Baked Sunday Mornings: Pumpkin Cheesecake Bars

Ah, fall. It's my favorite season of the year -- the crisp, clean air; the crunching of leaves underfoot; warm sweaters and cozy fleece; and, of course, pumpkin everything. I am a big fan of pumpkin baked goods, so much so that I always have canned pumpkin on hand; I even hoarded some during the massive canned pumpkin shortage in 2010. And since I had a few cans of Libby's in the cupboard, I decided to skip the step of making my own pumpkin puree for this week's Baked Sunday Mornings recipe, Pumpkin Cheesecake Bars.

These bars have a sweet pastry dough crust that you make in the food processor from flour, sugar, salt, cold butter, and an egg. After chilling the dough for at least an hour, you are supposed to roll it out and then transfer it into a 9-inch by 13-inch pan. I just folded a piece of parchment paper to fit inside the pan, rolled out the dough directly on the paper, and then dropped the parchment and dough together into the pan.

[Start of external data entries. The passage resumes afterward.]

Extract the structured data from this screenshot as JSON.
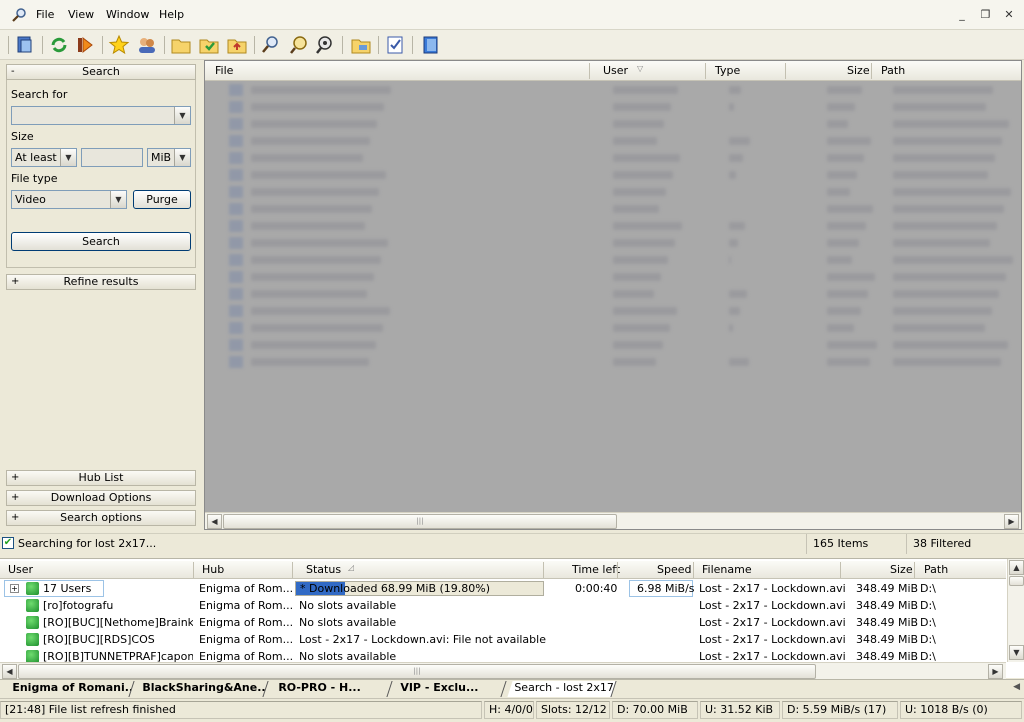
{
  "menu": {
    "items": [
      "File",
      "View",
      "Window",
      "Help"
    ]
  },
  "window_controls": {
    "minimize": "_",
    "restore": "❐",
    "close": "✕"
  },
  "left_panel": {
    "search_header": "Search",
    "search_for_label": "Search for",
    "search_for_value": "",
    "size_label": "Size",
    "size_mode": "At least",
    "size_value": "",
    "size_unit": "MiB",
    "file_type_label": "File type",
    "file_type_value": "Video",
    "purge_button": "Purge",
    "search_button": "Search",
    "refine_header": "Refine results",
    "hub_list_header": "Hub List",
    "download_options_header": "Download Options",
    "search_options_header": "Search options",
    "collapse_sign": "-",
    "expand_sign": "+"
  },
  "results": {
    "columns": [
      "File",
      "User",
      "Type",
      "Size",
      "Path"
    ],
    "row_count_visible": 17
  },
  "search_status": {
    "text": "Searching for lost 2x17...",
    "items": "165 Items",
    "filtered": "38 Filtered"
  },
  "queue": {
    "columns": [
      "User",
      "Hub",
      "Status",
      "Time left",
      "Speed",
      "Filename",
      "Size",
      "Path"
    ],
    "rows": [
      {
        "user": "17 Users",
        "hub": "Enigma of Rom...",
        "status": "* Downloaded 68.99 MiB (19.80%)",
        "progress": 0.198,
        "time_left": "0:00:40",
        "speed": "6.98 MiB/s",
        "filename": "Lost - 2x17 - Lockdown.avi",
        "size": "348.49 MiB",
        "path": "D:\\"
      },
      {
        "user": "[ro]fotografu",
        "hub": "Enigma of Rom...",
        "status": "No slots available",
        "time_left": "",
        "speed": "",
        "filename": "Lost - 2x17 - Lockdown.avi",
        "size": "348.49 MiB",
        "path": "D:\\"
      },
      {
        "user": "[RO][BUC][Nethome]Brainkiller",
        "hub": "Enigma of Rom...",
        "status": "No slots available",
        "time_left": "",
        "speed": "",
        "filename": "Lost - 2x17 - Lockdown.avi",
        "size": "348.49 MiB",
        "path": "D:\\"
      },
      {
        "user": "[RO][BUC][RDS]COS",
        "hub": "Enigma of Rom...",
        "status": "Lost - 2x17 - Lockdown.avi: File not available",
        "time_left": "",
        "speed": "",
        "filename": "Lost - 2x17 - Lockdown.avi",
        "size": "348.49 MiB",
        "path": "D:\\"
      },
      {
        "user": "[RO][B]TUNNETPRAF]capone",
        "hub": "Enigma of Rom...",
        "status": "No slots available",
        "time_left": "",
        "speed": "",
        "filename": "Lost - 2x17 - Lockdown.avi",
        "size": "348.49 MiB",
        "path": "D:\\"
      }
    ]
  },
  "tabs": [
    {
      "label": "Enigma of Romani...",
      "active": false
    },
    {
      "label": "BlackSharing&Ane...",
      "active": false
    },
    {
      "label": "RO-PRO   -   H...",
      "active": false
    },
    {
      "label": "VIP   -   Exclu...",
      "active": false
    },
    {
      "label": "Search - lost 2x17",
      "active": true
    }
  ],
  "statusbar": {
    "message": "[21:48] File list refresh finished",
    "hubs": "H: 4/0/0",
    "slots": "Slots: 12/12",
    "downloaded": "D: 70.00 MiB",
    "uploaded": "U: 31.52 KiB",
    "dl_speed": "D: 5.59 MiB/s (17)",
    "ul_speed": "U: 1018 B/s (0)"
  },
  "colors": {
    "accent": "#316ac5",
    "progress": "#316ac5",
    "results_bg": "#a9a9a9"
  }
}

You are supposed to blind bake the crust for 15 minutes with weights and an additional 10 minutes without; while the crust looked great when I removed the pie weights, after another 10 minutes in the oven the crust had shrunken noticeably (about 1/2-inch all the way around), and the corners were very dark and verging on burnt. If I were to make this again, I would leave the weights on for a longer period of time.

The pumpkin cheesecake filling is a mixture of cream cheese, sugar, pumpkin, maple syrup, vanilla, salt, cinnamon, nutmeg, ginger, allspice, and eggs. You pour the mixture on the crust and bake until puffy and set. Then after the bars are cooled and well chilled, you add a cream cheese frosting made from butter, cream cheese, powdered sugar, vanilla, and salt. After another brief chill, the bars are ready to cut and serve.

Because the crust had shrunk so much, I trimmed off all of the edges to get uniform bars with crust all the way around. While the corners and some of the edge pieces had a very dark crust (like the piece on the right in the photo above), pieces cut from the center of the pan had a light blond crust with almost no color at all (like the piece on the left in the photo). But the bars cut easily, the crust didn't fracture, and the filling and frosting were firm enough to maintain their shape.

I thought these bars were very tasty. The crust was nice and crisp (even the portions from the center of the pan that had not browned), and the pumpkin layer had just the right hint of spice. The cream cheese frosting was my favorite part by far -- it was rich, creamy, tangy, and luscious. As much as I liked these bars, they were not what I was expecting.

The predominant flavor of the bars was the cream cheese frosting, and the pumpkin seemed like an afterthought. I suppose I should have taken to heart the recipe headnote, which describes the bars as "a pumpkin kiss enveloped in a fluffy cream cheese cloud on top and classic sweet dough on the bottom." There really is just a "kiss" of pumpkin in these bars, so if you want maximum pumpkin flavor, these might not be the way to get your fix. But if you want to enjoy some amazing cream cheese frosting (and who doesn't?!), accompanied by the warm fall flavors of pumpkin and spice, dive right in!

Recipe: "Pumpkin Cheesecake Bars" from Baked Elements: Our 10 Favorite Ingredients, by Matt Lewis and Renato Poliafito, recipe available here at Baked Sunday Mornings.


I too love everything pumpkin!! I liked these bars a lot, though I made mine with a graham cracker crust instead. And yes, they could have been more pumpkin flavoured for sure. But still good. I am now thinking what next to make with my Libby's pumpkin. :o)
Susan said…
So sorry - you're linked up now! I'm glad you enjoyed this one.